Tonight we started watching Vodka Lemon. I’ll definitely have to watch it twice to figure out how all the scenes tie together.
I had somehow not thought of Armenia as a cold, wintry place, but there are lots of good scenes of cold and snow. The characters are obviously living in very poorly heated houses. The concept is understood in a way that southern Californian filmmakers would never quite get.
So far not much Russian has been spoken, which is not making this one nearly as good for language-learning as was Mimino. I presume most of what I’m hearing is Armenian, but I understand not a bit of that.
I just now read on Wikipedia that there is supposed to be French in it. Well, the opening credits are in French, but if any has been spoken, I missed it. Wikipedia says the movie was forty-one French words short of enough to qualify it as French cinema; therefore the producing company went bankrupt.

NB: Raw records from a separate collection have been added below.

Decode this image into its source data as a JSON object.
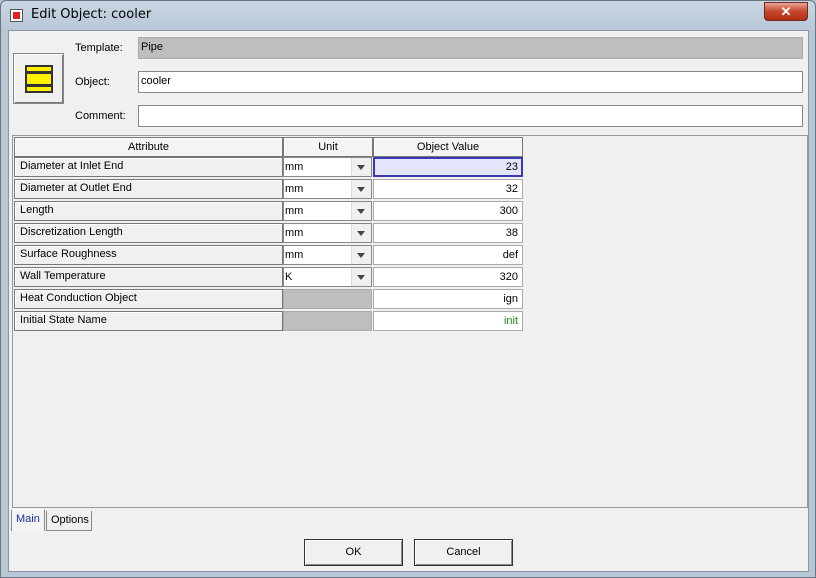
{
  "window": {
    "title": "Edit Object: cooler",
    "close_glyph": "✕"
  },
  "form": {
    "icon": "pipe-icon",
    "template_label": "Template:",
    "template_value": "Pipe",
    "object_label": "Object:",
    "object_value": "cooler",
    "comment_label": "Comment:",
    "comment_value": ""
  },
  "table": {
    "headers": [
      "Attribute",
      "Unit",
      "Object Value"
    ],
    "rows": [
      {
        "attribute": "Diameter at Inlet End",
        "unit": "mm",
        "value": "23"
      },
      {
        "attribute": "Diameter at Outlet End",
        "unit": "mm",
        "value": "32"
      },
      {
        "attribute": "Length",
        "unit": "mm",
        "value": "300"
      },
      {
        "attribute": "Discretization Length",
        "unit": "mm",
        "value": "38"
      },
      {
        "attribute": "Surface Roughness",
        "unit": "mm",
        "value": "def"
      },
      {
        "attribute": "Wall Temperature",
        "unit": "K",
        "value": "320"
      },
      {
        "attribute": "Heat Conduction Object",
        "unit": "",
        "value": "ign"
      },
      {
        "attribute": "Initial State Name",
        "unit": "",
        "value": "init"
      }
    ]
  },
  "tabs": [
    "Main",
    "Options"
  ],
  "buttons": {
    "ok": "OK",
    "cancel": "Cancel"
  },
  "colors": {
    "selected_cell_border": "#3a3ab0",
    "init_value": "#1a8a1a",
    "close_button": "#c7452c"
  }
}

Regardless of the language issues, this one is doing fine in the winter/cold department. I like to think of myself as a connoisseur of winter/cold temperature scenes in movies. One movie that was a huge disappointment in that regard was Krasnaya Palatka (The Red Tent). It isn’t a complete failure, but there are some scenes that are completely, off-puttingly unrealistic. Somebody who is naked and freezing to death is not going to do it the way it’s shown there. And there are other scenes at the end that come from glaciers calving, not the Arctic ice pack where the movie is supposed to take place. It was a poor editing decision to insert that stuff. The Russians usually do a good job on these things. Maybe that one would have been OK if Russians had been left to do the whole thing.